I recently visited Sephora’s website to look for a gift for my mom, having no idea what I might buy. Through simple filtering options coupled with relevant product information supported by reviews, I was quickly able to pare down gift ideas to purchase something that fit all of my expectations for a gift and more. Having recently re-launched their website to facilitate the customer experience, it was quite refreshing to do business through the website where I was not only guided through the gift buying process, but at the same time educated and entertained.
Now compare this with a recent in-store visit to the Mac makeup counter at my local mall. When my favorite face makeup ran out, I decided to make a special trip to the makeup counter to pick up a refill of Mineralize, only to learn that the product had been discontinued. When I asked why, the salesperson said she had no idea, she had no warning that it was going to be discontinued, and hadn’t heard whether or not it would ever be restocked. When I asked what I could replace it with that was similar, she suggested a completely different type of face makeup that, when coupled with a “special” brightener would mimic the look and feel of the previous type of face makeup. I soon realized I was walking out of the store paying nearly $70 for something watery and thin as opposed to the twenty-something I had expected to spend for the richer feeling, smoother product I’d come to love. After stewing about it for a few minutes, I decided to return the face makeup all together and was treated quite rudely.
So what did I do? I hit the web. First, I asked a few of my closest friends through email or texting what their favorite face makeups were. Next, I Googled “replacements for Mac Mineralize” on my iPhone only to find dozens of relevant blogs dedicated to beauty in general, or makeup in particular. Remembering my experience earlier in the week, I decided to revisit Sephora. I searched “Mineralize.” Instead of “no search results found” I immediately received three suggestions, and over 1,400 reviews on the first product that was returned in the search results. Wha la.
Sephora: Crafting a Holistic Customer Experience
According to Julie Bornstein, SVP of Digital at Sephora, my experience mirrors exactly the top two reasons why women choose to purchase beauty products: 1) interaction with a product, followed by 2) recommendations from friends.
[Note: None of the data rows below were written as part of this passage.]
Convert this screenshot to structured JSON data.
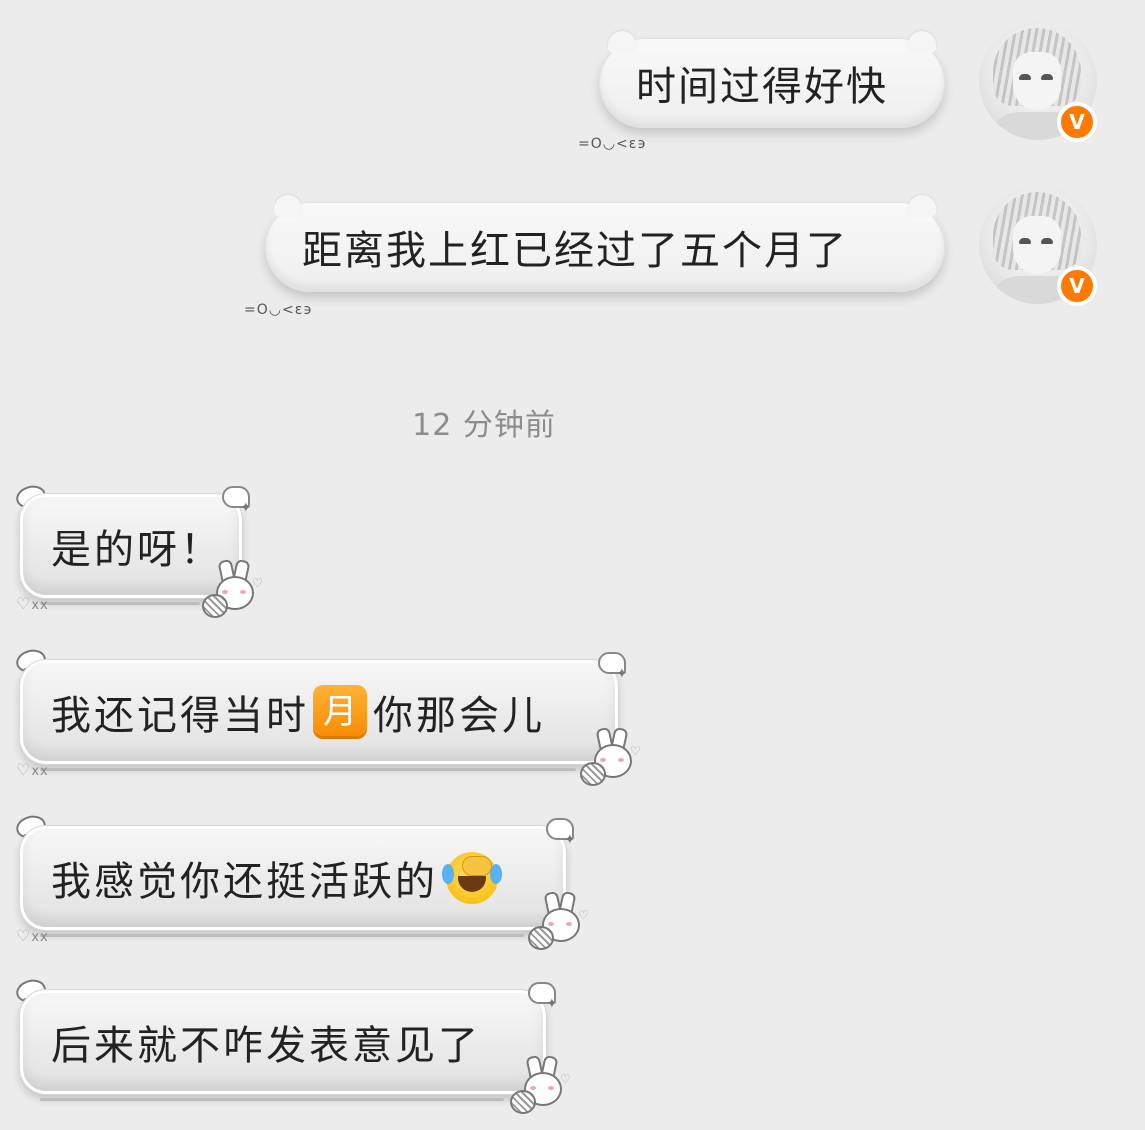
{
  "sent_messages": [
    {
      "text": "时间过得好快",
      "kaomoji": "=O◡<ε϶"
    },
    {
      "text": "距离我上红已经过了五个月了",
      "kaomoji": "=O◡<ε϶"
    }
  ],
  "avatar_badge": "V",
  "timestamp": "12 分钟前",
  "received_messages": [
    {
      "text": "是的呀！"
    },
    {
      "text_before": "我还记得当时",
      "emoji_moon": "月",
      "text_after": "你那会儿"
    },
    {
      "text": "我感觉你还挺活跃的",
      "emoji": "laughing-crying-emoji"
    },
    {
      "text": "后来就不咋发表意见了"
    }
  ],
  "heart_label": "xx",
  "icons": [
    "halo-icon",
    "wing-icon",
    "bunny-sticker-icon",
    "heart-icon",
    "verified-badge-icon"
  ],
  "colors": {
    "background": "#ececec",
    "badge": "#ff7a00",
    "moon_emoji": "#f98a00",
    "timestamp": "#8c8c8c"
  }
}
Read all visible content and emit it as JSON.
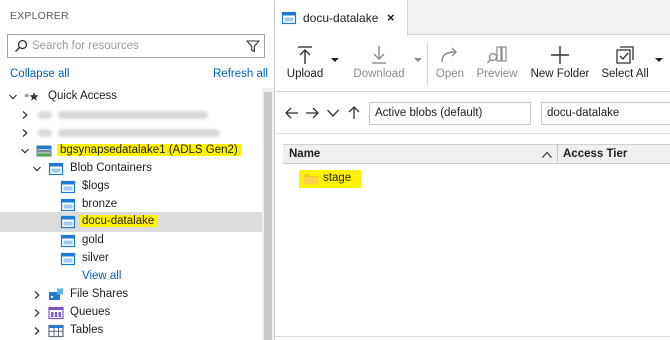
{
  "explorer": {
    "title": "EXPLORER",
    "search_placeholder": "Search for resources",
    "collapse_all": "Collapse all",
    "refresh_all": "Refresh all",
    "tree": {
      "quick_access": "Quick Access",
      "account": "bgsynapsedatalake1 (ADLS Gen2)",
      "blob_containers": "Blob Containers",
      "containers": [
        "$logs",
        "bronze",
        "docu-datalake",
        "gold",
        "silver"
      ],
      "view_all": "View all",
      "file_shares": "File Shares",
      "queues": "Queues",
      "tables": "Tables"
    }
  },
  "main": {
    "tab": {
      "label": "docu-datalake",
      "close": "×"
    },
    "toolbar": {
      "upload": "Upload",
      "download": "Download",
      "open": "Open",
      "preview": "Preview",
      "new_folder": "New Folder",
      "select_all": "Select All"
    },
    "nav": {
      "view_select": "Active blobs (default)",
      "path": "docu-datalake"
    },
    "grid": {
      "columns": [
        "Name",
        "Access Tier"
      ],
      "rows": [
        {
          "name": "stage"
        }
      ]
    }
  },
  "colors": {
    "highlight": "#fff200",
    "link": "#0063b1",
    "container_blue": "#1f7bd1",
    "folder_yellow": "#f5c518",
    "selected_row": "#dcdcdc"
  }
}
For more detail about how Sephora is keeping up with the needs and wants of their customers from the research phase, to the in-store experience, through to the purchase, watch this recent Brian Solis interview with Bornstein:
Sephora understands how to capitalize on the entire customer experience whether that be relaunching their website to optimize product search through intelligent filtering options, recognizing the need for a seamless shopping experience (between time spent online, via mobile devices and in-store), optimizing their digital strategy to facilitate the buying process, utilizing social media as a channel for customer service, or investing in the continuing education of their in-store employees.
In the video, Bornstein sheds light on how the company is leading the charge in terms of holistically optimizing their brand for customers. She states:
For us, digital is a means to enable the customer experience with beauty and we really see ourselves as the owners of digital beauty and that we have this huge community. We really are very focused on (the question of) how do you look at all the trends that are going on and make sure we’re there for our customer wherever she wants to be … whether she wants to be on her phone because she’s buying, or because she’s in a store and she wants to scan a product and read the reviews so she can see what other people are saying, or she is on Facebook and wants to get opinions from her friends on which is the best mascara because she’s getting married and wants a great waterproof mascara, all of that happens very naturally and for us digital is very much about facilitating it and its kind of about buying as easily as possible wherever you want. It’s about entertaining, it’s about educating, and it’s really all of those pieces that come together to make sure that its seamless and its fun for our client to interact with beauty.
For retailers who are wanting to cater to their customers more holistically, Bornstein suggests that companies first begin with a focus on making the shopping experience more fun, more efficient, and more simplified. Next, getting the right team into place and aligning passions with company goals is important. But above all, listening to the consumer should always be a focus and the basis for making decisions.
Now it’s your turn! What companies have you interacted with online that are doing an excellent job across multiple platforms? Are there any brands that may have a terrible website, but great in-store experience? Or a horrible mobile app, but great customer service? A great product, but a non-existent presence in social media? Where are you currently witnessing continuity vs. discontinuity?